[Start of section]

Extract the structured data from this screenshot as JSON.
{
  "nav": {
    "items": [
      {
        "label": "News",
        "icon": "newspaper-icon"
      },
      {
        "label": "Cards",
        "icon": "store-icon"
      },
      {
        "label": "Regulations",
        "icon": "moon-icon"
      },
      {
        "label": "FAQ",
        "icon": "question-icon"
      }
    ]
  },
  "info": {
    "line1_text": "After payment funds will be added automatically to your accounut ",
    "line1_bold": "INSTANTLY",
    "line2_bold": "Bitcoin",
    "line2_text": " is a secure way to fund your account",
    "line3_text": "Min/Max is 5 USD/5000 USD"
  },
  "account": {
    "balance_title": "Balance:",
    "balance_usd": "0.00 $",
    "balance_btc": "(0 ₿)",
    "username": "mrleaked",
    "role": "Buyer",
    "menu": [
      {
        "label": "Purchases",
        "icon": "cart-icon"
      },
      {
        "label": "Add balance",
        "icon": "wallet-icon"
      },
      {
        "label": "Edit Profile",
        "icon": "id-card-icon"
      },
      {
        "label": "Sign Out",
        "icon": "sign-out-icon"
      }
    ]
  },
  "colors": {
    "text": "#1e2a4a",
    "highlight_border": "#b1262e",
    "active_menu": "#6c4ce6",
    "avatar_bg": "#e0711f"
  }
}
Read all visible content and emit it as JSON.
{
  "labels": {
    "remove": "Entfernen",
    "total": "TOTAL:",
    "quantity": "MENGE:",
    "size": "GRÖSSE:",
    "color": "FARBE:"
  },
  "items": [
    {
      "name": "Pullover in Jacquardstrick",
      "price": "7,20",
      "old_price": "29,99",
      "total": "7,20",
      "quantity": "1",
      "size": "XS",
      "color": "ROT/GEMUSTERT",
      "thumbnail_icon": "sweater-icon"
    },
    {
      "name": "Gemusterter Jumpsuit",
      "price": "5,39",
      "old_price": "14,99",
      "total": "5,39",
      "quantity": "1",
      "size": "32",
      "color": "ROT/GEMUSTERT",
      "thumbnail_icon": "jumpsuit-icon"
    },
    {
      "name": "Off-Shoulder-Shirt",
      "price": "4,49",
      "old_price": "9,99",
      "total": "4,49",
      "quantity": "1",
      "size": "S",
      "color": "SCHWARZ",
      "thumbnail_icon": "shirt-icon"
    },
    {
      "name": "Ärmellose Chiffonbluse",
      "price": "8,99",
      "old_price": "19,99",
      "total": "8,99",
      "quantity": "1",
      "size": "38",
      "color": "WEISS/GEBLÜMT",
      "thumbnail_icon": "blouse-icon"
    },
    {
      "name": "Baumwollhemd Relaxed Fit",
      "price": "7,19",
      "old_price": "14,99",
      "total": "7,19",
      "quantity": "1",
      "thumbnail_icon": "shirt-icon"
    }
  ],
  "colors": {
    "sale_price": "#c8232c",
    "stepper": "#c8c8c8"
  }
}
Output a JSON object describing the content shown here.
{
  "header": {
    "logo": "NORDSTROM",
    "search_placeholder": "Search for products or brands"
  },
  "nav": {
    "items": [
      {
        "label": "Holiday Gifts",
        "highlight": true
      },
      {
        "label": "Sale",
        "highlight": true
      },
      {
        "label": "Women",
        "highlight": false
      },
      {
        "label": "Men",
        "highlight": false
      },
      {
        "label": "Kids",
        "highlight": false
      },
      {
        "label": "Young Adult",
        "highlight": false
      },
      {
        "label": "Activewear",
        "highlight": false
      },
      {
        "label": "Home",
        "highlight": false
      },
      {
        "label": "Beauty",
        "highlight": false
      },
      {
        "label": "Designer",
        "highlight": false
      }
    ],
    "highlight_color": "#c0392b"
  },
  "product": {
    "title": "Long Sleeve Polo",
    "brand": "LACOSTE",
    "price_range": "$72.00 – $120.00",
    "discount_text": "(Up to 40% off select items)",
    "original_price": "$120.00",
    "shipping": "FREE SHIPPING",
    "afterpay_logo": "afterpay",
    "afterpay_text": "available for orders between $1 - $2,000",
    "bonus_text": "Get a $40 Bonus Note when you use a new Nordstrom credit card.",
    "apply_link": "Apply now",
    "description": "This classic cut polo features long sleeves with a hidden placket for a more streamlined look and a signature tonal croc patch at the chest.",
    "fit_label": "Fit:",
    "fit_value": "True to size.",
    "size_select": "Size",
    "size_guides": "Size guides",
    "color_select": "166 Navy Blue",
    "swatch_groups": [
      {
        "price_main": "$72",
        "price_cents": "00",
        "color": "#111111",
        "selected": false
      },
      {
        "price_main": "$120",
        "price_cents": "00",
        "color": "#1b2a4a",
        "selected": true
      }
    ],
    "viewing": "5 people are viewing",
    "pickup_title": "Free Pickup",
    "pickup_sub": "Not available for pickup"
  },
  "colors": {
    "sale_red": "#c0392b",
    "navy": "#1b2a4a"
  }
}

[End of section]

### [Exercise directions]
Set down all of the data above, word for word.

### [Solution]
Extract the structured data from this screenshot as JSON.
{
  "nav": {
    "items": [
      {
        "label": "News",
        "icon": "newspaper-icon"
      },
      {
        "label": "Cards",
        "icon": "store-icon"
      },
      {
        "label": "Regulations",
        "icon": "moon-icon"
      },
      {
        "label": "FAQ",
        "icon": "question-icon"
      }
    ]
  },
  "info": {
    "line1_text": "After payment funds will be added automatically to your accounut ",
    "line1_bold": "INSTANTLY",
    "line2_bold": "Bitcoin",
    "line2_text": " is a secure way to fund your account",
    "line3_text": "Min/Max is 5 USD/5000 USD"
  },
  "account": {
    "balance_title": "Balance:",
    "balance_usd": "0.00 $",
    "balance_btc": "(0 ₿)",
    "username": "mrleaked",
    "role": "Buyer",
    "menu": [
      {
        "label": "Purchases",
        "icon": "cart-icon"
      },
      {
        "label": "Add balance",
        "icon": "wallet-icon"
      },
      {
        "label": "Edit Profile",
        "icon": "id-card-icon"
      },
      {
        "label": "Sign Out",
        "icon": "sign-out-icon"
      }
    ]
  },
  "colors": {
    "text": "#1e2a4a",
    "highlight_border": "#b1262e",
    "active_menu": "#6c4ce6",
    "avatar_bg": "#e0711f"
  }
}
Read all visible content and emit it as JSON.
{
  "labels": {
    "remove": "Entfernen",
    "total": "TOTAL:",
    "quantity": "MENGE:",
    "size": "GRÖSSE:",
    "color": "FARBE:"
  },
  "items": [
    {
      "name": "Pullover in Jacquardstrick",
      "price": "7,20",
      "old_price": "29,99",
      "total": "7,20",
      "quantity": "1",
      "size": "XS",
      "color": "ROT/GEMUSTERT",
      "thumbnail_icon": "sweater-icon"
    },
    {
      "name": "Gemusterter Jumpsuit",
      "price": "5,39",
      "old_price": "14,99",
      "total": "5,39",
      "quantity": "1",
      "size": "32",
      "color": "ROT/GEMUSTERT",
      "thumbnail_icon": "jumpsuit-icon"
    },
    {
      "name": "Off-Shoulder-Shirt",
      "price": "4,49",
      "old_price": "9,99",
      "total": "4,49",
      "quantity": "1",
      "size": "S",
      "color": "SCHWARZ",
      "thumbnail_icon": "shirt-icon"
    },
    {
      "name": "Ärmellose Chiffonbluse",
      "price": "8,99",
      "old_price": "19,99",
      "total": "8,99",
      "quantity": "1",
      "size": "38",
      "color": "WEISS/GEBLÜMT",
      "thumbnail_icon": "blouse-icon"
    },
    {
      "name": "Baumwollhemd Relaxed Fit",
      "price": "7,19",
      "old_price": "14,99",
      "total": "7,19",
      "quantity": "1",
      "thumbnail_icon": "shirt-icon"
    }
  ],
  "colors": {
    "sale_price": "#c8232c",
    "stepper": "#c8c8c8"
  }
}
Output a JSON object describing the content shown here.
{
  "header": {
    "logo": "NORDSTROM",
    "search_placeholder": "Search for products or brands"
  },
  "nav": {
    "items": [
      {
        "label": "Holiday Gifts",
        "highlight": true
      },
      {
        "label": "Sale",
        "highlight": true
      },
      {
        "label": "Women",
        "highlight": false
      },
      {
        "label": "Men",
        "highlight": false
      },
      {
        "label": "Kids",
        "highlight": false
      },
      {
        "label": "Young Adult",
        "highlight": false
      },
      {
        "label": "Activewear",
        "highlight": false
      },
      {
        "label": "Home",
        "highlight": false
      },
      {
        "label": "Beauty",
        "highlight": false
      },
      {
        "label": "Designer",
        "highlight": false
      }
    ],
    "highlight_color": "#c0392b"
  },
  "product": {
    "title": "Long Sleeve Polo",
    "brand": "LACOSTE",
    "price_range": "$72.00 – $120.00",
    "discount_text": "(Up to 40% off select items)",
    "original_price": "$120.00",
    "shipping": "FREE SHIPPING",
    "afterpay_logo": "afterpay",
    "afterpay_text": "available for orders between $1 - $2,000",
    "bonus_text": "Get a $40 Bonus Note when you use a new Nordstrom credit card.",
    "apply_link": "Apply now",
    "description": "This classic cut polo features long sleeves with a hidden placket for a more streamlined look and a signature tonal croc patch at the chest.",
    "fit_label": "Fit:",
    "fit_value": "True to size.",
    "size_select": "Size",
    "size_guides": "Size guides",
    "color_select": "166 Navy Blue",
    "swatch_groups": [
      {
        "price_main": "$72",
        "price_cents": "00",
        "color": "#111111",
        "selected": false
      },
      {
        "price_main": "$120",
        "price_cents": "00",
        "color": "#1b2a4a",
        "selected": true
      }
    ],
    "viewing": "5 people are viewing",
    "pickup_title": "Free Pickup",
    "pickup_sub": "Not available for pickup"
  },
  "colors": {
    "sale_red": "#c0392b",
    "navy": "#1b2a4a"
  }
}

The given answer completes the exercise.